* [Material supplied]
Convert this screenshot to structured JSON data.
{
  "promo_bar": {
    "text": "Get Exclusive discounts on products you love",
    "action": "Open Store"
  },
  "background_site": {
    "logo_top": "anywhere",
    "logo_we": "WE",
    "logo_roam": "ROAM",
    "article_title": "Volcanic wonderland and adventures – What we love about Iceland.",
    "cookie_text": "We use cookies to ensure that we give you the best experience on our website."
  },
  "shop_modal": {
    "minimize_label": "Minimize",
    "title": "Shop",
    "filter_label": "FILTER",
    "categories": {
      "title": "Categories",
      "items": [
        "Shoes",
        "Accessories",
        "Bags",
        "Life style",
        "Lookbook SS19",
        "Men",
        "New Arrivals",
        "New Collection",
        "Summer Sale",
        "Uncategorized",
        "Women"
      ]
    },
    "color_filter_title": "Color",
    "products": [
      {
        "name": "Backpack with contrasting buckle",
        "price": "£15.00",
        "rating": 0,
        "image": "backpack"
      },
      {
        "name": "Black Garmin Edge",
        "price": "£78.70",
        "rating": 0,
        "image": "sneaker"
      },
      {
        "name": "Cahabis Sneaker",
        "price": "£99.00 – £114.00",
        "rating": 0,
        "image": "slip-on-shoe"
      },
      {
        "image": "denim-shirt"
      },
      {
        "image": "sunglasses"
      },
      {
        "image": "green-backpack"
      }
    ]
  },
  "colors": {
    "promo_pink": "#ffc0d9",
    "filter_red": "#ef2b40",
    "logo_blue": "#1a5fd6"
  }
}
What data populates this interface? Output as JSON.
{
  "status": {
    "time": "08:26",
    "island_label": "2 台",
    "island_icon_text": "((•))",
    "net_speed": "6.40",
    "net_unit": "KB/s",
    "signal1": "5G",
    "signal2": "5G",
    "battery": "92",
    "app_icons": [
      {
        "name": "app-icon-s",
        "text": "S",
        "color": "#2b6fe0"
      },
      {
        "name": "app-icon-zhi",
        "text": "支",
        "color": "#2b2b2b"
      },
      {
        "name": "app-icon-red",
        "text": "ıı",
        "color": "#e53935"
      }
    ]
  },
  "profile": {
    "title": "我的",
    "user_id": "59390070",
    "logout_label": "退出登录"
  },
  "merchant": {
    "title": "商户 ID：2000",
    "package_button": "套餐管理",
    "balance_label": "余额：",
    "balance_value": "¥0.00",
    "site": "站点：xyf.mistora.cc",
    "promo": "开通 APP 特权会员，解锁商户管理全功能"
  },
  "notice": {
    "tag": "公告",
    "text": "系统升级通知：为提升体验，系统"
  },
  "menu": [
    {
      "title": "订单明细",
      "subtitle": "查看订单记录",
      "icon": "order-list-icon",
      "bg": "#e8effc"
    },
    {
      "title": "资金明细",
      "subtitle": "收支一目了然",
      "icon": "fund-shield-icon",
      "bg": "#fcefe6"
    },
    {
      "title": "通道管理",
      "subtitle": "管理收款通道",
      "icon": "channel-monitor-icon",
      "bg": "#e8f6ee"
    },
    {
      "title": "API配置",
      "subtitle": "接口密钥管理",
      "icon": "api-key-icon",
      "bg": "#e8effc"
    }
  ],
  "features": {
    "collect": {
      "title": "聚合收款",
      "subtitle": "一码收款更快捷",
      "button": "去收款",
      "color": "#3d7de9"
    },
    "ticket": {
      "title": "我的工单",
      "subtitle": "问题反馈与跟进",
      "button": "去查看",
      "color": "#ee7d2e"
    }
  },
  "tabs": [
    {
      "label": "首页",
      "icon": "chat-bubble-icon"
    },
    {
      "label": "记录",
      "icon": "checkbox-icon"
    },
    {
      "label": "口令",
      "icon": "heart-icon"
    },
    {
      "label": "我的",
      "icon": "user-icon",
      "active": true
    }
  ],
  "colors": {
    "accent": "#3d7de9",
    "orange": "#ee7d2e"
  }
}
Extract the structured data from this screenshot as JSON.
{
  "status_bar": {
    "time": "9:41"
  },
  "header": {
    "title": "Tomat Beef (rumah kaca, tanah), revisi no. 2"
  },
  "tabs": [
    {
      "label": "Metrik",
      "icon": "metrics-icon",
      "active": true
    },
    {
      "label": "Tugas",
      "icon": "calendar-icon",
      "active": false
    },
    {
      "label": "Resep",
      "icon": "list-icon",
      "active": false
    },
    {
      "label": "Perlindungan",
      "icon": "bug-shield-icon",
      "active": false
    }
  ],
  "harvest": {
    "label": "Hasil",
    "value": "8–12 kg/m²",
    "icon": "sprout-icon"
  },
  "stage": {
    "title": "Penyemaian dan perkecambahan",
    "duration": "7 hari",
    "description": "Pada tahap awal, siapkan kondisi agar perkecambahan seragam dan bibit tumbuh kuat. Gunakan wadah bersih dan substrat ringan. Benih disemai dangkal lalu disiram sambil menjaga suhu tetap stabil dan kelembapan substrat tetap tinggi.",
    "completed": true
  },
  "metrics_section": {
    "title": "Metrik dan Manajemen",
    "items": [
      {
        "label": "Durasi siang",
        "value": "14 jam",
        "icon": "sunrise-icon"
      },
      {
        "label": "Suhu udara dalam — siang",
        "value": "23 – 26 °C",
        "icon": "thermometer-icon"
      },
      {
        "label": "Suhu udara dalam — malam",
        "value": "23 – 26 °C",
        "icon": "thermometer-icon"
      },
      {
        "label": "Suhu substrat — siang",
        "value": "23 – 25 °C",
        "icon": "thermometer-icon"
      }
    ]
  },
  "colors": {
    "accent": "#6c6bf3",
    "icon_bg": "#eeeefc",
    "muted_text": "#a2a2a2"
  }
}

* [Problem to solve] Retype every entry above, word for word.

* [Worked solution]
Convert this screenshot to structured JSON data.
{
  "promo_bar": {
    "text": "Get Exclusive discounts on products you love",
    "action": "Open Store"
  },
  "background_site": {
    "logo_top": "anywhere",
    "logo_we": "WE",
    "logo_roam": "ROAM",
    "article_title": "Volcanic wonderland and adventures – What we love about Iceland.",
    "cookie_text": "We use cookies to ensure that we give you the best experience on our website."
  },
  "shop_modal": {
    "minimize_label": "Minimize",
    "title": "Shop",
    "filter_label": "FILTER",
    "categories": {
      "title": "Categories",
      "items": [
        "Shoes",
        "Accessories",
        "Bags",
        "Life style",
        "Lookbook SS19",
        "Men",
        "New Arrivals",
        "New Collection",
        "Summer Sale",
        "Uncategorized",
        "Women"
      ]
    },
    "color_filter_title": "Color",
    "products": [
      {
        "name": "Backpack with contrasting buckle",
        "price": "£15.00",
        "rating": 0,
        "image": "backpack"
      },
      {
        "name": "Black Garmin Edge",
        "price": "£78.70",
        "rating": 0,
        "image": "sneaker"
      },
      {
        "name": "Cahabis Sneaker",
        "price": "£99.00 – £114.00",
        "rating": 0,
        "image": "slip-on-shoe"
      },
      {
        "image": "denim-shirt"
      },
      {
        "image": "sunglasses"
      },
      {
        "image": "green-backpack"
      }
    ]
  },
  "colors": {
    "promo_pink": "#ffc0d9",
    "filter_red": "#ef2b40",
    "logo_blue": "#1a5fd6"
  }
}
What data populates this interface? Output as JSON.
{
  "status": {
    "time": "08:26",
    "island_label": "2 台",
    "island_icon_text": "((•))",
    "net_speed": "6.40",
    "net_unit": "KB/s",
    "signal1": "5G",
    "signal2": "5G",
    "battery": "92",
    "app_icons": [
      {
        "name": "app-icon-s",
        "text": "S",
        "color": "#2b6fe0"
      },
      {
        "name": "app-icon-zhi",
        "text": "支",
        "color": "#2b2b2b"
      },
      {
        "name": "app-icon-red",
        "text": "ıı",
        "color": "#e53935"
      }
    ]
  },
  "profile": {
    "title": "我的",
    "user_id": "59390070",
    "logout_label": "退出登录"
  },
  "merchant": {
    "title": "商户 ID：2000",
    "package_button": "套餐管理",
    "balance_label": "余额：",
    "balance_value": "¥0.00",
    "site": "站点：xyf.mistora.cc",
    "promo": "开通 APP 特权会员，解锁商户管理全功能"
  },
  "notice": {
    "tag": "公告",
    "text": "系统升级通知：为提升体验，系统"
  },
  "menu": [
    {
      "title": "订单明细",
      "subtitle": "查看订单记录",
      "icon": "order-list-icon",
      "bg": "#e8effc"
    },
    {
      "title": "资金明细",
      "subtitle": "收支一目了然",
      "icon": "fund-shield-icon",
      "bg": "#fcefe6"
    },
    {
      "title": "通道管理",
      "subtitle": "管理收款通道",
      "icon": "channel-monitor-icon",
      "bg": "#e8f6ee"
    },
    {
      "title": "API配置",
      "subtitle": "接口密钥管理",
      "icon": "api-key-icon",
      "bg": "#e8effc"
    }
  ],
  "features": {
    "collect": {
      "title": "聚合收款",
      "subtitle": "一码收款更快捷",
      "button": "去收款",
      "color": "#3d7de9"
    },
    "ticket": {
      "title": "我的工单",
      "subtitle": "问题反馈与跟进",
      "button": "去查看",
      "color": "#ee7d2e"
    }
  },
  "tabs": [
    {
      "label": "首页",
      "icon": "chat-bubble-icon"
    },
    {
      "label": "记录",
      "icon": "checkbox-icon"
    },
    {
      "label": "口令",
      "icon": "heart-icon"
    },
    {
      "label": "我的",
      "icon": "user-icon",
      "active": true
    }
  ],
  "colors": {
    "accent": "#3d7de9",
    "orange": "#ee7d2e"
  }
}
Extract the structured data from this screenshot as JSON.
{
  "status_bar": {
    "time": "9:41"
  },
  "header": {
    "title": "Tomat Beef (rumah kaca, tanah), revisi no. 2"
  },
  "tabs": [
    {
      "label": "Metrik",
      "icon": "metrics-icon",
      "active": true
    },
    {
      "label": "Tugas",
      "icon": "calendar-icon",
      "active": false
    },
    {
      "label": "Resep",
      "icon": "list-icon",
      "active": false
    },
    {
      "label": "Perlindungan",
      "icon": "bug-shield-icon",
      "active": false
    }
  ],
  "harvest": {
    "label": "Hasil",
    "value": "8–12 kg/m²",
    "icon": "sprout-icon"
  },
  "stage": {
    "title": "Penyemaian dan perkecambahan",
    "duration": "7 hari",
    "description": "Pada tahap awal, siapkan kondisi agar perkecambahan seragam dan bibit tumbuh kuat. Gunakan wadah bersih dan substrat ringan. Benih disemai dangkal lalu disiram sambil menjaga suhu tetap stabil dan kelembapan substrat tetap tinggi.",
    "completed": true
  },
  "metrics_section": {
    "title": "Metrik dan Manajemen",
    "items": [
      {
        "label": "Durasi siang",
        "value": "14 jam",
        "icon": "sunrise-icon"
      },
      {
        "label": "Suhu udara dalam — siang",
        "value": "23 – 26 °C",
        "icon": "thermometer-icon"
      },
      {
        "label": "Suhu udara dalam — malam",
        "value": "23 – 26 °C",
        "icon": "thermometer-icon"
      },
      {
        "label": "Suhu substrat — siang",
        "value": "23 – 25 °C",
        "icon": "thermometer-icon"
      }
    ]
  },
  "colors": {
    "accent": "#6c6bf3",
    "icon_bg": "#eeeefc",
    "muted_text": "#a2a2a2"
  }
}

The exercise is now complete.